While LoversRock is not any sort of departure from the quiet ballads that marked the group's first three albums, there is an element of freshness that aligns Sade with the current electronic music insurgence while still maintaining a distinctly analog outlook on love's foibles.
LoversRock is her first in eight years, and guess what -- it sounds exactly like Sade, heavily influenced by Diamond Life with a bit of Love Deluxe thrown in.
LoversRock CD, and 2001 was even more exciting with her band's first North American tour in almost a decade.
LoversRock songs do tend to standout against the lovestruck classics as being thematically more involved with social commentary or motherly concerns, and I'm happy to report all of them sound a lot fuller and more dynamic live, as they're worked over with the extended band and more singers to boost the arrangements.
Lovers Live comes with a pleasant enough little booklet, listing all the tour gigs, personnel and credits, and is brightened by quite a few colour pix grabbed from the film that was shot for the aforementioned DVD - - a nice example of a little cross marketing and but tastefully done.
Share your thoughts, questions and commentary here
Want to know more?

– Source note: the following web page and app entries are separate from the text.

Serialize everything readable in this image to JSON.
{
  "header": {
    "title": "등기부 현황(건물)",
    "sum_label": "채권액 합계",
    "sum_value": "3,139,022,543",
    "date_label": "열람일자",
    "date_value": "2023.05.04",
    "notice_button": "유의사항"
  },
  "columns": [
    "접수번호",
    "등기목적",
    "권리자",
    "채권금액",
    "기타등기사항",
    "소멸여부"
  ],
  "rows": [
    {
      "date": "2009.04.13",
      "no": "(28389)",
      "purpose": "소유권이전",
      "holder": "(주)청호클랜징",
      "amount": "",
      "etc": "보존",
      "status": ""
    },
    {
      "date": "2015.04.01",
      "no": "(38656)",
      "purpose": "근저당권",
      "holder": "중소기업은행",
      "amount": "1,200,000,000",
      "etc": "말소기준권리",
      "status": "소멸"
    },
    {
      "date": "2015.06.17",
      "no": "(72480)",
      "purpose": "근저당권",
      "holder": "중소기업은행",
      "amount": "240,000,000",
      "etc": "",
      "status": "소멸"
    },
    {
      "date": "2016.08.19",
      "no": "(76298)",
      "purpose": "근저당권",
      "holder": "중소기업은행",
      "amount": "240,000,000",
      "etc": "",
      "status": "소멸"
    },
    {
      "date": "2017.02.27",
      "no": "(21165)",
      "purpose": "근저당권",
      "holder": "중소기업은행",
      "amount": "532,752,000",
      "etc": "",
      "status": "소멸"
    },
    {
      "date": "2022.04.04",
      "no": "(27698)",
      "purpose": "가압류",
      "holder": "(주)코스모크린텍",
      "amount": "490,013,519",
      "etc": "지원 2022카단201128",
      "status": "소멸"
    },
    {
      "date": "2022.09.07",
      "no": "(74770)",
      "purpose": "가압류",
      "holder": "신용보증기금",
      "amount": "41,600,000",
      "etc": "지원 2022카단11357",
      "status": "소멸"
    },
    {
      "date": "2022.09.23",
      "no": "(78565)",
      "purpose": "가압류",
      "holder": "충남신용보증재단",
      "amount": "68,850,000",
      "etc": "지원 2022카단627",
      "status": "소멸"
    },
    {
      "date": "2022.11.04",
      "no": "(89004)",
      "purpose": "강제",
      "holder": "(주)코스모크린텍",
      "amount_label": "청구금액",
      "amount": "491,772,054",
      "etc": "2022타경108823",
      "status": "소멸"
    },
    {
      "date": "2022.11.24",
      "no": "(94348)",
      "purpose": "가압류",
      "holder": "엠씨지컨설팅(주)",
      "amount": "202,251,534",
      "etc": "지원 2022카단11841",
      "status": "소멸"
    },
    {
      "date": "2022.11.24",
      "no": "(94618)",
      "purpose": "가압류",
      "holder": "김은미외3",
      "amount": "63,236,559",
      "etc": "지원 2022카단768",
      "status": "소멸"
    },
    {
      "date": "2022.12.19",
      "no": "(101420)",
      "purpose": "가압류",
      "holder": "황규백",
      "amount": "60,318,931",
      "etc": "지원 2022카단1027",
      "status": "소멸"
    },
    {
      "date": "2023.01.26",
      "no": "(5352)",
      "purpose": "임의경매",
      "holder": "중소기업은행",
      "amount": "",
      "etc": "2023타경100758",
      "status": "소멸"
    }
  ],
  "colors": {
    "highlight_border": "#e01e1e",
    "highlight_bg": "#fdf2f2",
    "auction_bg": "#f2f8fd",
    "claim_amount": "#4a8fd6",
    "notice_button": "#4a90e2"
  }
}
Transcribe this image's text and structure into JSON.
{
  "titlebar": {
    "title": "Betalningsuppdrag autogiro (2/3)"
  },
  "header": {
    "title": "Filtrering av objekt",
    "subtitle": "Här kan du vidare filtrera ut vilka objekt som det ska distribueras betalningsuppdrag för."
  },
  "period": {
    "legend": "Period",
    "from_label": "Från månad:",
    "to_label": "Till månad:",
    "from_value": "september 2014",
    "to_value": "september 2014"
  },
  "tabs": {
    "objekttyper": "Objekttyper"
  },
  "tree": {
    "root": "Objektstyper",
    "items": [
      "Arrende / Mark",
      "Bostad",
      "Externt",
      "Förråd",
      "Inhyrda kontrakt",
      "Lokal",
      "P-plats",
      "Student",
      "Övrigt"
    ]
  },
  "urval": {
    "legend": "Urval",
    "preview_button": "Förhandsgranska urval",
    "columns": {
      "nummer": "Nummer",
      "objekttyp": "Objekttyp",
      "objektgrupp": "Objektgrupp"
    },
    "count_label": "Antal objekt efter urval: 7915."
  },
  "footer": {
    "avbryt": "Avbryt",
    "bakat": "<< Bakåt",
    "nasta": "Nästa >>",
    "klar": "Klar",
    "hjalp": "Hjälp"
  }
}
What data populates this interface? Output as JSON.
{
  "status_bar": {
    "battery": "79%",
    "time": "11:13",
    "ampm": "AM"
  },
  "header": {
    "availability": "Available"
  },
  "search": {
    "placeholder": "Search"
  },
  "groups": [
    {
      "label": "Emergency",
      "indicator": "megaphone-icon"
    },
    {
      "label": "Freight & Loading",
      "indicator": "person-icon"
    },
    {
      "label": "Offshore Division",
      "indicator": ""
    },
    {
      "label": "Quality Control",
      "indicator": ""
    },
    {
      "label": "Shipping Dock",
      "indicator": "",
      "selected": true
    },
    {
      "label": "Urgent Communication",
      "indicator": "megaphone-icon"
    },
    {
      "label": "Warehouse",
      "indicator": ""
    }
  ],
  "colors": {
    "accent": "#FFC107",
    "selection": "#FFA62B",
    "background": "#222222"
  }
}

Search encyclopedia, statistics and forums:
Press Releases |
The Wikipedia article included on this page is licensed under the
Images may be subject to relevant owners' copyright.
All other elements are (c) copyright NationMaster.com 2003-5. All Rights Reserved.
Usage implies agreement with terms, 1022, m